Task description: Pictures excluded, copy all of the data below exactly.

Records supplied:
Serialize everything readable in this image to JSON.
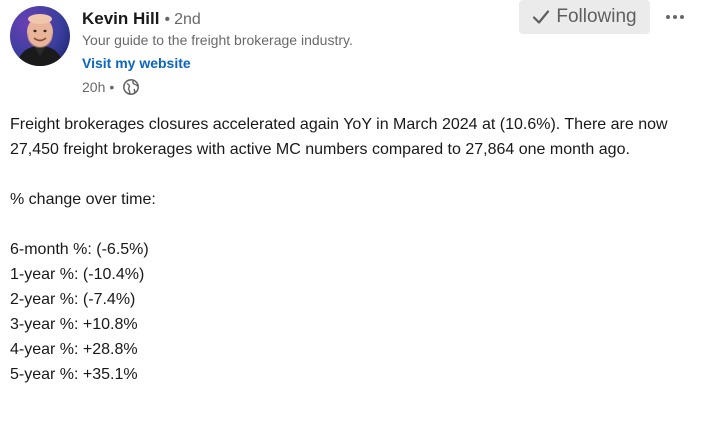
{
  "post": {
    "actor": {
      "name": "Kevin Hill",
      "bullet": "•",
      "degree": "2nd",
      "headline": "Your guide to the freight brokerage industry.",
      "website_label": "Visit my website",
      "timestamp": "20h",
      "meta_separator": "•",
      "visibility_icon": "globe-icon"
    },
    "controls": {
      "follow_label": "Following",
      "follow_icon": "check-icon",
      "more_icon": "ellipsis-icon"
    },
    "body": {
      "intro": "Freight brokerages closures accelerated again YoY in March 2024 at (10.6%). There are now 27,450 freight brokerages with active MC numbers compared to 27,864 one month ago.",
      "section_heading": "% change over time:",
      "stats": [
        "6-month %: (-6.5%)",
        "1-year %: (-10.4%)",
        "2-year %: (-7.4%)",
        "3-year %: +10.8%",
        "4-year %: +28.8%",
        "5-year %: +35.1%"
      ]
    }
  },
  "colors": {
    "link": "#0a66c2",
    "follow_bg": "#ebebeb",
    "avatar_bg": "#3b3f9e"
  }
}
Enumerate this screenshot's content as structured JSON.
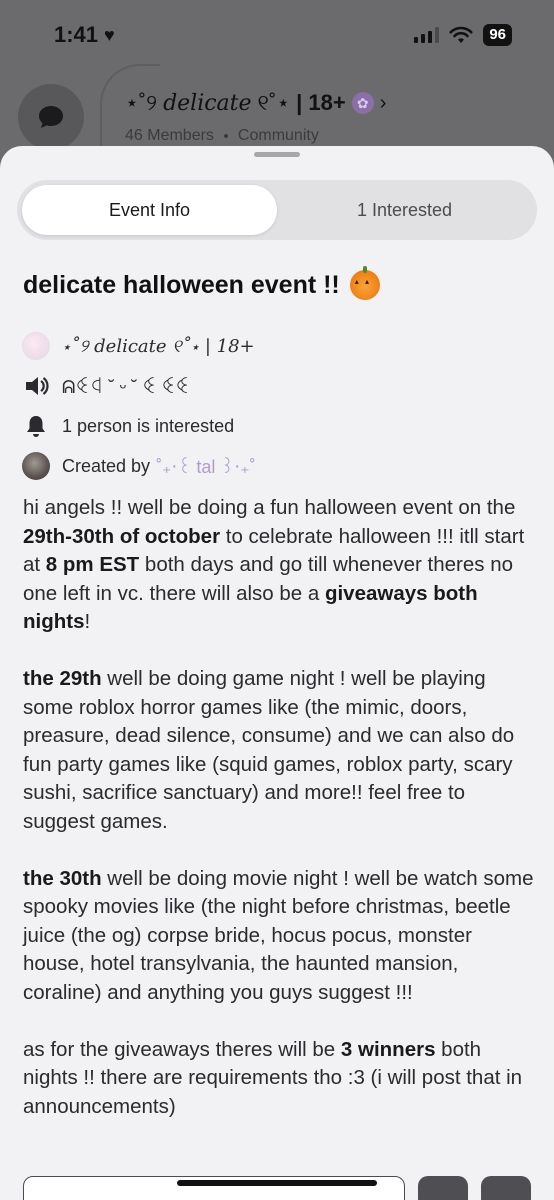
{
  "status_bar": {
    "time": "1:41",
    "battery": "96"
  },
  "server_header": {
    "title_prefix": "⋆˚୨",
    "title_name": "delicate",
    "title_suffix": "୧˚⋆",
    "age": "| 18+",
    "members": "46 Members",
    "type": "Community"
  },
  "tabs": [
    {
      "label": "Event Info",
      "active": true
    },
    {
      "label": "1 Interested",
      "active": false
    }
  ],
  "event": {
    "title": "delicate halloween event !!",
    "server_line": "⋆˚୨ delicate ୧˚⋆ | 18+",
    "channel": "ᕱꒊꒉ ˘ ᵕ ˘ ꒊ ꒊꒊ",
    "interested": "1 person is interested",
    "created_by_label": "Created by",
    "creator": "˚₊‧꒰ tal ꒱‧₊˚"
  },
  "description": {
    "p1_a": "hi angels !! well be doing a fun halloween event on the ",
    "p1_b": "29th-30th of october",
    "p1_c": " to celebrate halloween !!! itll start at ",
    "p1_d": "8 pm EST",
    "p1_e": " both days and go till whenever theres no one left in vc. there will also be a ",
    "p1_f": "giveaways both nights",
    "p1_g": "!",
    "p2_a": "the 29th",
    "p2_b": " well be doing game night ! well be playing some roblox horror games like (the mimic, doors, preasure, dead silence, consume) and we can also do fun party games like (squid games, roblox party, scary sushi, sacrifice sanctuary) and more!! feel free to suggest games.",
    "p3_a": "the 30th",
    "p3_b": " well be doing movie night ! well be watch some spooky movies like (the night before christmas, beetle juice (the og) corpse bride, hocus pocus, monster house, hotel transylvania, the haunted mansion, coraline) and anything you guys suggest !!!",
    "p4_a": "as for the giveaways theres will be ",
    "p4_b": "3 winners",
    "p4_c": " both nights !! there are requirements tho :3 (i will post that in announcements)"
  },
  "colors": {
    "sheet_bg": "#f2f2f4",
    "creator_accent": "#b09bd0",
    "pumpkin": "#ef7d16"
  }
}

Solved exercise:
Serialize everything readable in this image to JSON.
{
  "post": {
    "actor": {
      "name": "Kevin Hill",
      "bullet": "•",
      "degree": "2nd",
      "headline": "Your guide to the freight brokerage industry.",
      "website_label": "Visit my website",
      "timestamp": "20h",
      "meta_separator": "•",
      "visibility_icon": "globe-icon"
    },
    "controls": {
      "follow_label": "Following",
      "follow_icon": "check-icon",
      "more_icon": "ellipsis-icon"
    },
    "body": {
      "intro": "Freight brokerages closures accelerated again YoY in March 2024 at (10.6%). There are now 27,450 freight brokerages with active MC numbers compared to 27,864 one month ago.",
      "section_heading": "% change over time:",
      "stats": [
        "6-month %: (-6.5%)",
        "1-year %: (-10.4%)",
        "2-year %: (-7.4%)",
        "3-year %: +10.8%",
        "4-year %: +28.8%",
        "5-year %: +35.1%"
      ]
    }
  },
  "colors": {
    "link": "#0a66c2",
    "follow_bg": "#ebebeb",
    "avatar_bg": "#3b3f9e"
  }
}
Enumerate this screenshot's content as structured JSON.
{
  "status_bar": {
    "time": "1:41",
    "battery": "96"
  },
  "server_header": {
    "title_prefix": "⋆˚୨",
    "title_name": "delicate",
    "title_suffix": "୧˚⋆",
    "age": "| 18+",
    "members": "46 Members",
    "type": "Community"
  },
  "tabs": [
    {
      "label": "Event Info",
      "active": true
    },
    {
      "label": "1 Interested",
      "active": false
    }
  ],
  "event": {
    "title": "delicate halloween event !!",
    "server_line": "⋆˚୨ delicate ୧˚⋆ | 18+",
    "channel": "ᕱꒊꒉ ˘ ᵕ ˘ ꒊ ꒊꒊ",
    "interested": "1 person is interested",
    "created_by_label": "Created by",
    "creator": "˚₊‧꒰ tal ꒱‧₊˚"
  },
  "description": {
    "p1_a": "hi angels !! well be doing a fun halloween event on the ",
    "p1_b": "29th-30th of october",
    "p1_c": " to celebrate halloween !!! itll start at ",
    "p1_d": "8 pm EST",
    "p1_e": " both days and go till whenever theres no one left in vc. there will also be a ",
    "p1_f": "giveaways both nights",
    "p1_g": "!",
    "p2_a": "the 29th",
    "p2_b": " well be doing game night ! well be playing some roblox horror games like (the mimic, doors, preasure, dead silence, consume) and we can also do fun party games like (squid games, roblox party, scary sushi, sacrifice sanctuary) and more!! feel free to suggest games.",
    "p3_a": "the 30th",
    "p3_b": " well be doing movie night ! well be watch some spooky movies like (the night before christmas, beetle juice (the og) corpse bride, hocus pocus, monster house, hotel transylvania, the haunted mansion, coraline) and anything you guys suggest !!!",
    "p4_a": "as for the giveaways theres will be ",
    "p4_b": "3 winners",
    "p4_c": " both nights !! there are requirements tho :3 (i will post that in announcements)"
  },
  "colors": {
    "sheet_bg": "#f2f2f4",
    "creator_accent": "#b09bd0",
    "pumpkin": "#ef7d16"
  }
}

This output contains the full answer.